__EXERCISE GOAL__: Every entry, from the first to the last, should be written out exactly.

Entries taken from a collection
********
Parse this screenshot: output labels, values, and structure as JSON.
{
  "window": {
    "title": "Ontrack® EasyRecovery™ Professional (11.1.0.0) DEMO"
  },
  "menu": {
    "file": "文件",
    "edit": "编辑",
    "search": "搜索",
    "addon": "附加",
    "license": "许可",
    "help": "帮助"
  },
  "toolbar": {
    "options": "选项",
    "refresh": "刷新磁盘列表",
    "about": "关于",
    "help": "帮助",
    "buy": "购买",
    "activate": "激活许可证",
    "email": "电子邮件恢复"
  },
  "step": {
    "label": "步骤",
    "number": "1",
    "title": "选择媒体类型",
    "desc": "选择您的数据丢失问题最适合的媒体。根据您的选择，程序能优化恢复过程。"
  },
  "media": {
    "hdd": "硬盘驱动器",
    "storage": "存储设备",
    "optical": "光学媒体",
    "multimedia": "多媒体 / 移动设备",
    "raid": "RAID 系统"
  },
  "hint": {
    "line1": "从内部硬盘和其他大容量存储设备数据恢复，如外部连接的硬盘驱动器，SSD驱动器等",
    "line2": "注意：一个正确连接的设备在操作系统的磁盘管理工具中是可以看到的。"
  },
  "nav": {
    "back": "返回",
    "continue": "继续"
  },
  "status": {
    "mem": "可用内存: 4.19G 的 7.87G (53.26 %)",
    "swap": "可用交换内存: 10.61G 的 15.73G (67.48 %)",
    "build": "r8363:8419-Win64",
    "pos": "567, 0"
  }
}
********
__RESPONSE BELOW__:
Parse this screenshot: output labels, values, and structure as JSON.
{
  "window": {
    "title": "Ontrack® EasyRecovery™ Professional (11.1.0.0) DEMO"
  },
  "menu": {
    "file": "文件",
    "edit": "编辑",
    "search": "搜索",
    "addon": "附加",
    "license": "许可",
    "help": "帮助"
  },
  "toolbar": {
    "options": "选项",
    "refresh": "刷新磁盘列表",
    "about": "关于",
    "help": "帮助",
    "buy": "购买",
    "activate": "激活许可证",
    "email": "电子邮件恢复"
  },
  "step": {
    "label": "步骤",
    "number": "1",
    "title": "选择媒体类型",
    "desc": "选择您的数据丢失问题最适合的媒体。根据您的选择，程序能优化恢复过程。"
  },
  "media": {
    "hdd": "硬盘驱动器",
    "storage": "存储设备",
    "optical": "光学媒体",
    "multimedia": "多媒体 / 移动设备",
    "raid": "RAID 系统"
  },
  "hint": {
    "line1": "从内部硬盘和其他大容量存储设备数据恢复，如外部连接的硬盘驱动器，SSD驱动器等",
    "line2": "注意：一个正确连接的设备在操作系统的磁盘管理工具中是可以看到的。"
  },
  "nav": {
    "back": "返回",
    "continue": "继续"
  },
  "status": {
    "mem": "可用内存: 4.19G 的 7.87G (53.26 %)",
    "swap": "可用交换内存: 10.61G 的 15.73G (67.48 %)",
    "build": "r8363:8419-Win64",
    "pos": "567, 0"
  }
}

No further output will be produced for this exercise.